English possessive pronouns
In the table below you can see English possessive pronouns:
|Subject Pronouns||Possessive Pronouns|
Let us see some examples for more clarity:
Instead of saying ‘the condo now belongs to us’, you can use the sentence above which is shorter and more straight forward.
Notice that when you use possessive pronouns or possessive determiners, you do not need an article (a, an, the).
Possessive Pronouns vs. Possessive Determiners
Another way of showing possession and belonging is using possessive determiners (adjectives). Basically, the difference between these two types of possessives is that possessive determiners cannot be used alone and they always need another noun after them, but possessive pronouns always stand alone.
English Possessive Determiners
In this table you can see a list of English possessive determiners:
|Subject Pronouns||Possessive Determiners (adjectives)|
In the first sentence of the conversation, after 'your' we have a noun. In the second sentence, you can use ‘mine’ instead of ‘my car’ to avoid repetition.
When to Use Possessive Pronouns instead of Determiners
There are cases in which it is better to use a possessive pronoun instead of a determiner+noun:
- You can use possessive pronouns instead of noun phrases and emphasize the possession rather than the noun;
‘Mine’ is used instead of the noun phrase, ‘my child’.
Instead of using ‘Anna’s handwriting’, you can use ‘Anna’s’ and ‘hers’.
- You can use these pronouns to make double genitives; these are structures made by a possessive noun/pronoun following the preposition ‘of’. By possessive noun, we simply mean a noun with the possessive ‘s’.

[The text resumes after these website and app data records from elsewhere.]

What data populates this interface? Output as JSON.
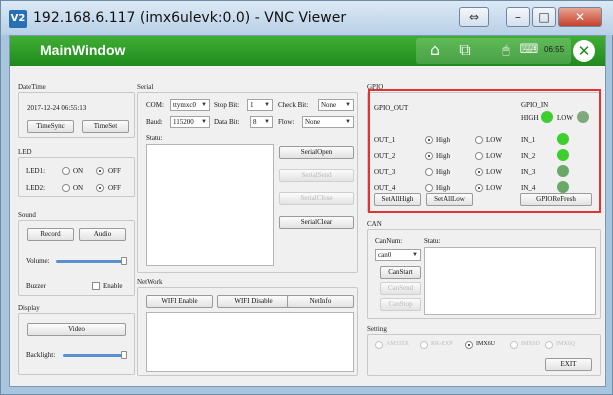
{
  "window": {
    "title": "192.168.6.117 (imx6ulevk:0.0) - VNC Viewer",
    "app_icon": "V2",
    "buttons": {
      "restore": "⇔",
      "minimize": "–",
      "maximize": "□",
      "close": "✕"
    }
  },
  "header": {
    "title": "MainWindow",
    "time": "06:55",
    "icons": [
      "home-icon",
      "window-switch-icon",
      "mouse-icon",
      "keyboard-icon"
    ],
    "close_glyph": "✕",
    "colors": {
      "bar": "#2a9a25",
      "tray": "#6cc064"
    }
  },
  "datetime": {
    "title": "DateTime",
    "value": "2017-12-24 06:55:13",
    "sync_button": "TimeSync",
    "set_button": "TimeSet"
  },
  "led": {
    "title": "LED",
    "led1_label": "LED1:",
    "led2_label": "LED2:",
    "on_label": "ON",
    "off_label": "OFF",
    "led1_state": "OFF",
    "led2_state": "OFF"
  },
  "sound": {
    "title": "Sound",
    "record_button": "Record",
    "audio_button": "Audio",
    "volume_label": "Volume:",
    "volume_level": 1.0,
    "buzzer_label": "Buzzer",
    "enable_label": "Enable",
    "buzzer_enabled": false
  },
  "display": {
    "title": "Display",
    "video_button": "Video",
    "backlight_label": "Backlight:",
    "backlight_level": 1.0
  },
  "serial": {
    "title": "Serial",
    "com_label": "COM:",
    "com_value": "ttymxc0",
    "stopbit_label": "Stop Bit:",
    "stopbit_value": "1",
    "checkbit_label": "Check Bit:",
    "checkbit_value": "None",
    "baud_label": "Baud:",
    "baud_value": "115200",
    "databit_label": "Data Bit:",
    "databit_value": "8",
    "flow_label": "Flow:",
    "flow_value": "None",
    "status_label": "Statu:",
    "open_button": "SerialOpen",
    "send_button": "SerialSend",
    "close_button": "SerialClose",
    "clear_button": "SerialClear"
  },
  "network": {
    "title": "NetWork",
    "wifi_enable_button": "WIFI Enable",
    "wifi_disable_button": "WIFI Disable",
    "netinfo_button": "NetInfo"
  },
  "gpio": {
    "title": "GPIO",
    "out_title": "GPIO_OUT",
    "in_title": "GPIO_IN",
    "high_label": "High",
    "low_label": "LOW",
    "in_high_label": "HIGH",
    "in_low_label": "LOW",
    "outputs": [
      {
        "label": "OUT_1",
        "state": "High"
      },
      {
        "label": "OUT_2",
        "state": "High"
      },
      {
        "label": "OUT_3",
        "state": "LOW"
      },
      {
        "label": "OUT_4",
        "state": "LOW"
      }
    ],
    "inputs": [
      {
        "label": "IN_1",
        "state": "HIGH"
      },
      {
        "label": "IN_2",
        "state": "HIGH"
      },
      {
        "label": "IN_3",
        "state": "LOW"
      },
      {
        "label": "IN_4",
        "state": "LOW"
      }
    ],
    "set_all_high_button": "SetAllHigh",
    "set_all_low_button": "SetAllLow",
    "refresh_button": "GPIOReFresh",
    "colors": {
      "high": "#3ecf2e",
      "low": "#6aa86a",
      "highlight": "#e23232"
    }
  },
  "can": {
    "title": "CAN",
    "cannum_label": "CanNum:",
    "cannum_value": "can0",
    "status_label": "Statu:",
    "start_button": "CanStart",
    "send_button": "CanSend",
    "stop_button": "CanStop"
  },
  "setting": {
    "title": "Setting",
    "options": [
      "AM335X",
      "RK-EXP",
      "IMX6U",
      "IMX6D",
      "IMX6Q"
    ],
    "selected": "IMX6U",
    "exit_button": "EXIT"
  }
}
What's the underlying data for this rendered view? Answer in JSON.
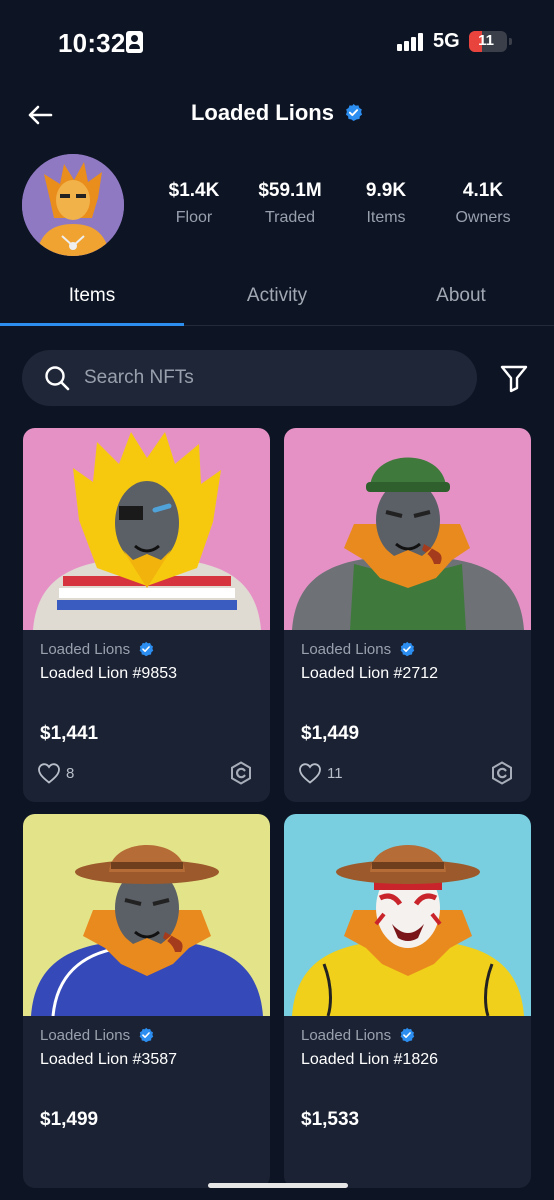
{
  "status_bar": {
    "time": "10:32",
    "network": "5G",
    "battery_level": "11",
    "battery_fraction": 0.11
  },
  "header": {
    "title": "Loaded Lions",
    "back_icon": "arrow-left-icon",
    "verified_icon": "verified-badge-icon"
  },
  "collection": {
    "stats": [
      {
        "value": "$1.4K",
        "label": "Floor"
      },
      {
        "value": "$59.1M",
        "label": "Traded"
      },
      {
        "value": "9.9K",
        "label": "Items"
      },
      {
        "value": "4.1K",
        "label": "Owners"
      }
    ]
  },
  "tabs": [
    {
      "label": "Items",
      "active": true
    },
    {
      "label": "Activity",
      "active": false
    },
    {
      "label": "About",
      "active": false
    }
  ],
  "search": {
    "placeholder": "Search NFTs",
    "value": ""
  },
  "filter_icon": "filter-funnel-icon",
  "items": [
    {
      "collection": "Loaded Lions",
      "name": "Loaded Lion #9853",
      "price": "$1,441",
      "likes": "8",
      "background": "#e691c6"
    },
    {
      "collection": "Loaded Lions",
      "name": "Loaded Lion #2712",
      "price": "$1,449",
      "likes": "11",
      "background": "#e691c6"
    },
    {
      "collection": "Loaded Lions",
      "name": "Loaded Lion #3587",
      "price": "$1,499",
      "likes": "",
      "background": "#e3e489"
    },
    {
      "collection": "Loaded Lions",
      "name": "Loaded Lion #1826",
      "price": "$1,533",
      "likes": "",
      "background": "#79cfe0"
    }
  ],
  "colors": {
    "background": "#0d1423",
    "card": "#1b2233",
    "accent": "#2e8ef0",
    "verified": "#2b8ef0"
  }
}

When to Use Possessives
The most important use of possessives (determiner and pronouns) is to show possession and belonging, but they have uses beyond that as well. Possessive can also be used to show:
- the relationship between the person who possesses and someone else: my mother, her husband
- to refer to a part of a person’s body or thing: His arm, the table’s legs
- to indicate a person or thing related to a person: my classmates, your hometown
- to represent the person who does or undergoes an action: We waited at the airport until his departure.
- to refer to the creator, user, etc. of the thing in possession: Queen’s last song, their last song
Asking Questions about Possession
‘Whose’ is an interrogative pronoun and it helps with making questions and asking about possessions. Basically, in questions with ‘whose’, you are looking for the owner. The questions with ‘whose’ can mostly be answered with possessive pronouns. Take a look at these examples:
Instead of repeating the question and answering ‘It’s my house’, you can easily answer using the possessive pronoun ‘mine.’
Notice that the possessive determiner and possessive pronoun for ‘he’ are both 'his'.